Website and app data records
◇ ◇ ◇

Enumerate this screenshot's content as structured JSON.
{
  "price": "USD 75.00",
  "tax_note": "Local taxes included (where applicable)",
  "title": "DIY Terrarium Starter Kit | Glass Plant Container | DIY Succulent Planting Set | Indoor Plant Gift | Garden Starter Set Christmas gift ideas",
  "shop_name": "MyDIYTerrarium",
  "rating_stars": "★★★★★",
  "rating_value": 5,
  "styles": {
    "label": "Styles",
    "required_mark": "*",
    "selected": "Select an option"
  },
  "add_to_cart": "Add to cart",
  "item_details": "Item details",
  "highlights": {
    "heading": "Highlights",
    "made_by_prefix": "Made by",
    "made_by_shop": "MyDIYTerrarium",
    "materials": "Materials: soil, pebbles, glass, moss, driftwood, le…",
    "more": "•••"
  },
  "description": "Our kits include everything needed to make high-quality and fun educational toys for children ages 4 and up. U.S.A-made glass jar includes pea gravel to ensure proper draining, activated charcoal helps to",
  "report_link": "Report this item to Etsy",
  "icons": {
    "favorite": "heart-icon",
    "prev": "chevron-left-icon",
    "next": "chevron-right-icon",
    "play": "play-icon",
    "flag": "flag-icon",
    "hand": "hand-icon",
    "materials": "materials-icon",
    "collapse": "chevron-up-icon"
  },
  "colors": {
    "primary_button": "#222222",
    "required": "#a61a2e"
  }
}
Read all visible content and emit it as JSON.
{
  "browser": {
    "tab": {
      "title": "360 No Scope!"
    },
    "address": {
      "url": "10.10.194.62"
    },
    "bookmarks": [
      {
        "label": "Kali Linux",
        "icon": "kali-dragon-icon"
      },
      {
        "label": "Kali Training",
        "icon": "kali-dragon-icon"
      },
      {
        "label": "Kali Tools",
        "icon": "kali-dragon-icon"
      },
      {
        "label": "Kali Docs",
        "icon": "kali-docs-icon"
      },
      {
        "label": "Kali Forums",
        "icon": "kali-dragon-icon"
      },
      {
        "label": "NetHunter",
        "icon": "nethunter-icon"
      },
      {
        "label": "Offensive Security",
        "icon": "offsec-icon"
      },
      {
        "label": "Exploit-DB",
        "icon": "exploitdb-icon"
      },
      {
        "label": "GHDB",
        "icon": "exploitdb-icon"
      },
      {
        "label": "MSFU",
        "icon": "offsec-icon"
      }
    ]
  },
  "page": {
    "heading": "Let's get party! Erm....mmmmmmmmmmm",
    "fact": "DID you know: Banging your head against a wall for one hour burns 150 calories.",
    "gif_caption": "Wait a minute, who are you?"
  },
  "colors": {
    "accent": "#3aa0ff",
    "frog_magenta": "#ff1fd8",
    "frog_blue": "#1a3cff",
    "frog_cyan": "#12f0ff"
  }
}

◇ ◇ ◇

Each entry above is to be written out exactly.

Exercise answer:
Enumerate this screenshot's content as structured JSON.
{
  "price": "USD 75.00",
  "tax_note": "Local taxes included (where applicable)",
  "title": "DIY Terrarium Starter Kit | Glass Plant Container | DIY Succulent Planting Set | Indoor Plant Gift | Garden Starter Set Christmas gift ideas",
  "shop_name": "MyDIYTerrarium",
  "rating_stars": "★★★★★",
  "rating_value": 5,
  "styles": {
    "label": "Styles",
    "required_mark": "*",
    "selected": "Select an option"
  },
  "add_to_cart": "Add to cart",
  "item_details": "Item details",
  "highlights": {
    "heading": "Highlights",
    "made_by_prefix": "Made by",
    "made_by_shop": "MyDIYTerrarium",
    "materials": "Materials: soil, pebbles, glass, moss, driftwood, le…",
    "more": "•••"
  },
  "description": "Our kits include everything needed to make high-quality and fun educational toys for children ages 4 and up. U.S.A-made glass jar includes pea gravel to ensure proper draining, activated charcoal helps to",
  "report_link": "Report this item to Etsy",
  "icons": {
    "favorite": "heart-icon",
    "prev": "chevron-left-icon",
    "next": "chevron-right-icon",
    "play": "play-icon",
    "flag": "flag-icon",
    "hand": "hand-icon",
    "materials": "materials-icon",
    "collapse": "chevron-up-icon"
  },
  "colors": {
    "primary_button": "#222222",
    "required": "#a61a2e"
  }
}
Read all visible content and emit it as JSON.
{
  "browser": {
    "tab": {
      "title": "360 No Scope!"
    },
    "address": {
      "url": "10.10.194.62"
    },
    "bookmarks": [
      {
        "label": "Kali Linux",
        "icon": "kali-dragon-icon"
      },
      {
        "label": "Kali Training",
        "icon": "kali-dragon-icon"
      },
      {
        "label": "Kali Tools",
        "icon": "kali-dragon-icon"
      },
      {
        "label": "Kali Docs",
        "icon": "kali-docs-icon"
      },
      {
        "label": "Kali Forums",
        "icon": "kali-dragon-icon"
      },
      {
        "label": "NetHunter",
        "icon": "nethunter-icon"
      },
      {
        "label": "Offensive Security",
        "icon": "offsec-icon"
      },
      {
        "label": "Exploit-DB",
        "icon": "exploitdb-icon"
      },
      {
        "label": "GHDB",
        "icon": "exploitdb-icon"
      },
      {
        "label": "MSFU",
        "icon": "offsec-icon"
      }
    ]
  },
  "page": {
    "heading": "Let's get party! Erm....mmmmmmmmmmm",
    "fact": "DID you know: Banging your head against a wall for one hour burns 150 calories.",
    "gif_caption": "Wait a minute, who are you?"
  },
  "colors": {
    "accent": "#3aa0ff",
    "frog_magenta": "#ff1fd8",
    "frog_blue": "#1a3cff",
    "frog_cyan": "#12f0ff"
  }
}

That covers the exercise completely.